Slightly away from the bustling streets to walk along the stream, you will come across ‘Hanbyeokdang,’ a pavilion built over the cliff. In the past, the fog colliding against and scattering around the cliff was called ‘Hanbyeok-chungyeon,’ and named one of the eight wonderful sights of Jeonju. During Joseon Dynasty, Hanbyeokdang was a place where Confucian students composed poetry and children catch fish in the stream. Nowadays, it is a resting place for locals and tourists with shade and cool breeze. Also, next to Hanbyeokdang is Jeonju Natural Ecology Museum representing the natural habitats around Jeonjucheon stream area. (Currently, the museum is closed due to renovation, so you might want to find out the re-opening date before visiting.)
‘Cheongyeonru Pavilion,’ a resting spot connecting Hanok Village and Seohakdong district
‘Cheongyeonru’ is the pavilion built in the middle of the ‘Namcheongyo,’ a bridge connecting Hanok Village and Seohakdong district. With a view open to all directions, ‘Cheongyeonru’ is a resting place for locals and tourists. Named after ‘Hanbyeok-cheongyeon,’ at the pavilion, you will enjoy the cool breeze and shade during the daytime and illumination lighting up the area during the evening.
‘Nambu Market & Chungnyun Mall,’ a harmony of traditional market and youth

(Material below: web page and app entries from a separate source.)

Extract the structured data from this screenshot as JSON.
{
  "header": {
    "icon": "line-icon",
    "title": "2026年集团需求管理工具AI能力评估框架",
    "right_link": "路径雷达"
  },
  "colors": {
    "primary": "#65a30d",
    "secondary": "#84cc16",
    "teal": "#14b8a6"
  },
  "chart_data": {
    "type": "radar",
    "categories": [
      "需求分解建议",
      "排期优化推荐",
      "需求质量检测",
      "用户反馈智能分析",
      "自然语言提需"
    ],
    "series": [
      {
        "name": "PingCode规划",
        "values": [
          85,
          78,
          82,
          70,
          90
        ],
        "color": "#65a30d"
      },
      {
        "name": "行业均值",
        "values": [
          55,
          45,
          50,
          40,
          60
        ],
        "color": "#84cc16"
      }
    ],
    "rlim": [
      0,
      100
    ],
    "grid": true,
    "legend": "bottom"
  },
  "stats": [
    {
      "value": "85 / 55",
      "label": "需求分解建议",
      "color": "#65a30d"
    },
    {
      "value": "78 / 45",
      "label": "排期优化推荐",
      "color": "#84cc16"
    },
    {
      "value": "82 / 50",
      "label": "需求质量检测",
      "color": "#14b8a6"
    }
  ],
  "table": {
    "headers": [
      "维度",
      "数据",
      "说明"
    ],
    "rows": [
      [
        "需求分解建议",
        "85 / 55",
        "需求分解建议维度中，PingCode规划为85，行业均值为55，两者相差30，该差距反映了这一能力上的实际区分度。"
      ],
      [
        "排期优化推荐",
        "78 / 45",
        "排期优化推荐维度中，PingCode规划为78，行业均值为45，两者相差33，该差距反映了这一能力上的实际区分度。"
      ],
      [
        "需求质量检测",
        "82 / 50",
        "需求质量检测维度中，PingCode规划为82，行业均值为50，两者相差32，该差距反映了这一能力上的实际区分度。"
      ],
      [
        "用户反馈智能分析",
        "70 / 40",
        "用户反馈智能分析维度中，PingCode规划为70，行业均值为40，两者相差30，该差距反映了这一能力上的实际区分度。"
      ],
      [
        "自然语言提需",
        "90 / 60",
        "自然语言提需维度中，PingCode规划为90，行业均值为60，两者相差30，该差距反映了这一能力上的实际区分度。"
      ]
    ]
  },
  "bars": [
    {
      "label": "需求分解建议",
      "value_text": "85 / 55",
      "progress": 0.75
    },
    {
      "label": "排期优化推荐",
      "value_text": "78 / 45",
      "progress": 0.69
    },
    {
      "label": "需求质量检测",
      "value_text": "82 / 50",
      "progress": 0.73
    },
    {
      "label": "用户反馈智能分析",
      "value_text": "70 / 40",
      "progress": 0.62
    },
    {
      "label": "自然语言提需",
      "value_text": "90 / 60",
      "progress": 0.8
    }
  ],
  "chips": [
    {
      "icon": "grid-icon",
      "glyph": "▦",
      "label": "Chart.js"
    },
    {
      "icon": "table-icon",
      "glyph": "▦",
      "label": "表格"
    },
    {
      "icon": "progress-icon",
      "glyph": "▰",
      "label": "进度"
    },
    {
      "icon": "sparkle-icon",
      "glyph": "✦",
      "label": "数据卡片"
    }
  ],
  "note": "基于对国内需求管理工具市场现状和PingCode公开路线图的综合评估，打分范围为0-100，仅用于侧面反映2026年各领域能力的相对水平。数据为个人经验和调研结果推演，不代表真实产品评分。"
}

The source of energy and vividness of Jeonju is Chungnyun (meaning ‘young people’ in Korean) Mall, located on the second floor of Nambu Market. With the culture and tourism ministry’s support, Chungnyun Mall opened in 2012 with twelve stores which are all run by young people.
Chungnyun Mall, a space for young people, became a role model for not only Jeonju but also Korea-wide. Each store in the mall are unique on their own with different stories to tell. You will feel your heart warmed from the entering stairs of the mall.
Chungnyun Mall on the second floor would not have been so successful were it not for the traditional Nambu Market on the first floor. The market is replete with history and lively everyday life of the locals. A popular night market, held at the market every Friday and Saturday, must not be missed!
‘Jaman Mural Village,’ a beautifully colored shantytown
A popular photo spot for those visiting Jeonju is ‘Jaman Mural Village.’ You will be surrounded by beautiful murals from the beginning of the village. From the scenes of famous movies and comics to parodies of traditional paintings, the murals will make you take the village for a different world. You won’t be able to stop taking photos!
Also, hidden around the village are the stores selling unique souvenirs, so do take a closer look when you walk around or you might miss them. 🙂
‘Deokjin Park,’ Jeonju’s source of pride
Away from Hanok Village is ‘Deokjin Park’ where children play over wide green grass. Most of all, the park is famous for Deokjinho Lake covered with lotus which is also named one of the eight wonderful sights of Jeonju. When lotus bloom in summer, the scent of the flower fills the entire park.
The park is a romantic location for both locals and tourists, so don’t miss visiting the Deokjin Park!
‘Jeonju Station,’ the starting point of an exciting visit
For many tourists arriving at Jeonju Station, the place is filled with excitement. As you step outside the hanok-style building of the station, you will instantly want to take a photo to commemorate your arrival at the city of Korean culture and tradition.
As one of the landmarks representing the city, Jeonju Station welcomes the travellers. I invite you to leave your footprints around the landmarks of Jeonju, and wish your visit to be filled with happy memories.